(WHAT THIS TASK INVOLVES)
Repeat each record word for word.

(Dataset rows describing interfaces)
+---+

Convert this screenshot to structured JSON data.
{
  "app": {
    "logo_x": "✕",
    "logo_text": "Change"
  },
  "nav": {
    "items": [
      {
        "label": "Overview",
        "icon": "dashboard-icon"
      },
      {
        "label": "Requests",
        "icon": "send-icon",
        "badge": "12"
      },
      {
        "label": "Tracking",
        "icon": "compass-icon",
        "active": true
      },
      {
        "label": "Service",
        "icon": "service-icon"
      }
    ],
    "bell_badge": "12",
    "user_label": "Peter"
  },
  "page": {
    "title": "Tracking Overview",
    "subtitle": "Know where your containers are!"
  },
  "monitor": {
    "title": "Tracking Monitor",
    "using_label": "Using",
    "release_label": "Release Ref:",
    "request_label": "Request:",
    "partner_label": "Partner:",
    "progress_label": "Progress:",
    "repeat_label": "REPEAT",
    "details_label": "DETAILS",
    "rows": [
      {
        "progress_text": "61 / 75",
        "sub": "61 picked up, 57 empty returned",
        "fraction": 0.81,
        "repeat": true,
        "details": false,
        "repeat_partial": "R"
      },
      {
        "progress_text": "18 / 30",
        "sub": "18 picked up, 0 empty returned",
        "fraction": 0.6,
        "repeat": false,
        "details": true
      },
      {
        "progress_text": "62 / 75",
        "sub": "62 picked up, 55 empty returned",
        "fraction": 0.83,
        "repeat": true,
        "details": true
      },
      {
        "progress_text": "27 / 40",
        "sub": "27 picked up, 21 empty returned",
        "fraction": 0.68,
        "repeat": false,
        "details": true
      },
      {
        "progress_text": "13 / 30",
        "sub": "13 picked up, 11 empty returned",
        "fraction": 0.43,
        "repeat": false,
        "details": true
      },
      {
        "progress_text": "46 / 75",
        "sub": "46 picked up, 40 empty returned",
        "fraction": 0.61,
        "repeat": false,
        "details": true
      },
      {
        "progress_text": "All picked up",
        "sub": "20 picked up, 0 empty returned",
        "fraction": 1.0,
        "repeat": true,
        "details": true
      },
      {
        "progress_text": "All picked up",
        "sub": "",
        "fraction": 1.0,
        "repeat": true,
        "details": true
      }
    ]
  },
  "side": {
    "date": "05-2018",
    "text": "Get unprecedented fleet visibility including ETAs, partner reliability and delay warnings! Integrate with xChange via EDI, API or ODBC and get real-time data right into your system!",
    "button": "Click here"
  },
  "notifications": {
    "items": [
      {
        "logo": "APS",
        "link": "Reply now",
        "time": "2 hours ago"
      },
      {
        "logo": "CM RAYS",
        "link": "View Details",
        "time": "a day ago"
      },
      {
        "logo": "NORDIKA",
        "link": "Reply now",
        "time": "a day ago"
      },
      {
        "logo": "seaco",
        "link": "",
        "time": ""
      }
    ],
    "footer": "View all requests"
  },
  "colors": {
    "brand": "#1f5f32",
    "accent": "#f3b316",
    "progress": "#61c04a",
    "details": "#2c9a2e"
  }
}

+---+

(EXERCISE OUTPUT)
Convert this screenshot to structured JSON data.
{
  "app": {
    "logo_x": "✕",
    "logo_text": "Change"
  },
  "nav": {
    "items": [
      {
        "label": "Overview",
        "icon": "dashboard-icon"
      },
      {
        "label": "Requests",
        "icon": "send-icon",
        "badge": "12"
      },
      {
        "label": "Tracking",
        "icon": "compass-icon",
        "active": true
      },
      {
        "label": "Service",
        "icon": "service-icon"
      }
    ],
    "bell_badge": "12",
    "user_label": "Peter"
  },
  "page": {
    "title": "Tracking Overview",
    "subtitle": "Know where your containers are!"
  },
  "monitor": {
    "title": "Tracking Monitor",
    "using_label": "Using",
    "release_label": "Release Ref:",
    "request_label": "Request:",
    "partner_label": "Partner:",
    "progress_label": "Progress:",
    "repeat_label": "REPEAT",
    "details_label": "DETAILS",
    "rows": [
      {
        "progress_text": "61 / 75",
        "sub": "61 picked up, 57 empty returned",
        "fraction": 0.81,
        "repeat": true,
        "details": false,
        "repeat_partial": "R"
      },
      {
        "progress_text": "18 / 30",
        "sub": "18 picked up, 0 empty returned",
        "fraction": 0.6,
        "repeat": false,
        "details": true
      },
      {
        "progress_text": "62 / 75",
        "sub": "62 picked up, 55 empty returned",
        "fraction": 0.83,
        "repeat": true,
        "details": true
      },
      {
        "progress_text": "27 / 40",
        "sub": "27 picked up, 21 empty returned",
        "fraction": 0.68,
        "repeat": false,
        "details": true
      },
      {
        "progress_text": "13 / 30",
        "sub": "13 picked up, 11 empty returned",
        "fraction": 0.43,
        "repeat": false,
        "details": true
      },
      {
        "progress_text": "46 / 75",
        "sub": "46 picked up, 40 empty returned",
        "fraction": 0.61,
        "repeat": false,
        "details": true
      },
      {
        "progress_text": "All picked up",
        "sub": "20 picked up, 0 empty returned",
        "fraction": 1.0,
        "repeat": true,
        "details": true
      },
      {
        "progress_text": "All picked up",
        "sub": "",
        "fraction": 1.0,
        "repeat": true,
        "details": true
      }
    ]
  },
  "side": {
    "date": "05-2018",
    "text": "Get unprecedented fleet visibility including ETAs, partner reliability and delay warnings! Integrate with xChange via EDI, API or ODBC and get real-time data right into your system!",
    "button": "Click here"
  },
  "notifications": {
    "items": [
      {
        "logo": "APS",
        "link": "Reply now",
        "time": "2 hours ago"
      },
      {
        "logo": "CM RAYS",
        "link": "View Details",
        "time": "a day ago"
      },
      {
        "logo": "NORDIKA",
        "link": "Reply now",
        "time": "a day ago"
      },
      {
        "logo": "seaco",
        "link": "",
        "time": ""
      }
    ],
    "footer": "View all requests"
  },
  "colors": {
    "brand": "#1f5f32",
    "accent": "#f3b316",
    "progress": "#61c04a",
    "details": "#2c9a2e"
  }
}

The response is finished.